Clarity Smart Contract Language


Clarity of Mind Foreword Introduction

Composite types

These are more complex types that contain a number of other types. Composites make it a lot easier to create larger smart contracts.


The type system in Clarity does not allow for empty values. It means that a boolean is always either true or false, and an integer always contains a number. But sometimes you want to be able to express a variable that could have some value, or nothing. For this you use the optional type. This type wraps a different type and can either be none or a value of that type. The optional type is very powerful and the tooling will perform checks to make sure they are handled properly in the code. Let us look at a few examples.

Wrapping a uint:

(some u5)

An ASCII string:

(some "An optional containing a string.")

Or even a principal:
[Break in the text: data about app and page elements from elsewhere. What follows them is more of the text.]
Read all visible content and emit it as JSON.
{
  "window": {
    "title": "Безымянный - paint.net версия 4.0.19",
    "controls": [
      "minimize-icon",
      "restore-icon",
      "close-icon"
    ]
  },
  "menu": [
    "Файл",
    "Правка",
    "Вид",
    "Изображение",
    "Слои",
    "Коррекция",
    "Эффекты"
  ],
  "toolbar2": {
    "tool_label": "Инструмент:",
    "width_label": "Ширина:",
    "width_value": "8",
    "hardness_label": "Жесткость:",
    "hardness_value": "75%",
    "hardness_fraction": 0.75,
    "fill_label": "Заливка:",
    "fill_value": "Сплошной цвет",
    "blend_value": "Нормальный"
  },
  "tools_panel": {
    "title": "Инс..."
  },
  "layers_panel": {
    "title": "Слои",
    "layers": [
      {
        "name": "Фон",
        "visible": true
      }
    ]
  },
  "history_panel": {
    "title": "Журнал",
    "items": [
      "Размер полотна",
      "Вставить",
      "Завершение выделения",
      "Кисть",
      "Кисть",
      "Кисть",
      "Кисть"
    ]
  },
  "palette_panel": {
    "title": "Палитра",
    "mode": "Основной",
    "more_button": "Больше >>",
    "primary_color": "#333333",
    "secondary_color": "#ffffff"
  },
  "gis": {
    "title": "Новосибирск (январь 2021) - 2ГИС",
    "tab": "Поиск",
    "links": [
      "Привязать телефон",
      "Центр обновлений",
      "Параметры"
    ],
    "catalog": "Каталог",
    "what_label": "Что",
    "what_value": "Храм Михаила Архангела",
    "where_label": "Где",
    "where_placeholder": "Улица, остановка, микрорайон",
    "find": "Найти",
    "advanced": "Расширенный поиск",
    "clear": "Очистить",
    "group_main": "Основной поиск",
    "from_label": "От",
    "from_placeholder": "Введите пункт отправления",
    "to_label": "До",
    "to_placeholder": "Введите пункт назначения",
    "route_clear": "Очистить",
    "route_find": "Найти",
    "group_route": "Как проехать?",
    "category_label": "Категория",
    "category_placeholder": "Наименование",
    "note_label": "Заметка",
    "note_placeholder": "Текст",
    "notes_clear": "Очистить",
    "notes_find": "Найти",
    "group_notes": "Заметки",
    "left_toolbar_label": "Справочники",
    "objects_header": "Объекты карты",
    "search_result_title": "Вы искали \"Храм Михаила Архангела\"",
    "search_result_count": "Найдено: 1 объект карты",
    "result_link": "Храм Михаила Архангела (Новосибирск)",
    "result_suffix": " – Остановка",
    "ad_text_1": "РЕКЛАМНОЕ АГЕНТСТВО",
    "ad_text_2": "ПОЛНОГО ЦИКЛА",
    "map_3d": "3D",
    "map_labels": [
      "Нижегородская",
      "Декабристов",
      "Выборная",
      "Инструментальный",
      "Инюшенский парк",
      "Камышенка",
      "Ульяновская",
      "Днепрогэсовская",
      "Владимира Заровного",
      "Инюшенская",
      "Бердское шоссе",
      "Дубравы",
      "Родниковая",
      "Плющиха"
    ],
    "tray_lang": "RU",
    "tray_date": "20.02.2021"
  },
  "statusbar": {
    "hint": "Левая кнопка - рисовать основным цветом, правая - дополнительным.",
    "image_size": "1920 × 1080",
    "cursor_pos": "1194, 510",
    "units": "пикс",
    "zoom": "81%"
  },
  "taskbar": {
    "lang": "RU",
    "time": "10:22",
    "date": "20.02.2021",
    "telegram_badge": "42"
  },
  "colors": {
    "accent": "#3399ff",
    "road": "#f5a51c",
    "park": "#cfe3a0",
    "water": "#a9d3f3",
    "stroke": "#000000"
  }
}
Nothing is represented by the keyword none:


Functions that might or might not return a value tend to return an optional type. As we saw in the previous section, both element-at and index-of returned a (some ...). It is because for some inputs, no matching value can be found. We can take the same list but this time try to retrieve an element at an index larger than the total size of the list. We see that it results in a none value.

(element-at (list 4 8 15 16 23 42) u5000)

When writing smart contracts, the developer must handle cases where (some ...) is returned differently from when none is returned.

In order to access the value contained within an optional, you have to unwrap it.

(unwrap-panic (some u10))

Trying to unwrap a none will result in an error because there is nothing to unwrap. The "panic" in unwrap-panic should give that away.

(unwrap-panic none)

Later chapters on error handling and defining custom functions will dive into how to deal with such errors and what effects they have on the chain state.


Tuples are records that hold multiple values in named fields. Each field has its own type, making it very useful to pass along structured data in one go. Tuples have their own special formatting and use curly braces.

    id: u5, ;; a uint
    username: "ClarityIsAwesome", ;; an ASCI string
    address: 'ST1HTBVD3JG9C05J7HBJTHGR0GGW7KXW28M5JS8QE ;; and a principal

The members inside tuples are unordered. You retrieve them by name and cannot iterate over them. A specific member can be read using the get function.

(get username { id: 5, username: "ClarityIsAwesome" })

Tuples, like other values, are immutable once defined. It means that they cannot be changed. You can, however, merge two tuples together to form a new tuple. Merging is done from left to right and will overwrite values with the same key.

    {id: 5, score: 10, username: "ClarityIsAwesome"}
    {score: 20, winner: true}

The above expression will result in a tuple with both keys merged and the score set to 20.

Since the merge function returns an entirely new tuple, member types can in fact be overwritten by a later tuple in the sequence.

    {id: u6, score: 10}
    {score: u50}


A response is a composite type that wraps another type just like an optional. What is different, however, is that a response type includes an indication of whether a specific action was successful or a failure. Responses have special effects when returned by public functions. We will cover those effects in the chapter on functions.

A response takes the concrete form of either (ok ...) or (err ...). Wrapping a value in a concrete response is straightforward:

(ok true)

Developers usually come up with their own rules to indicate error status. You could for example use unsigned integers to represent a specific error code.

(err u5) ;; something went wrong.

There are no explicit rules on which types you should wrap for your responses. Standards are currently being proposed and we will touch upon a few in the chapter on Stacks Improvement Proposals (SIPs).

Responses can be unwrapped in the same way as optional types:

(unwrap-panic (ok true))

Although not necessary, private functions and read-only functions may also return a response type.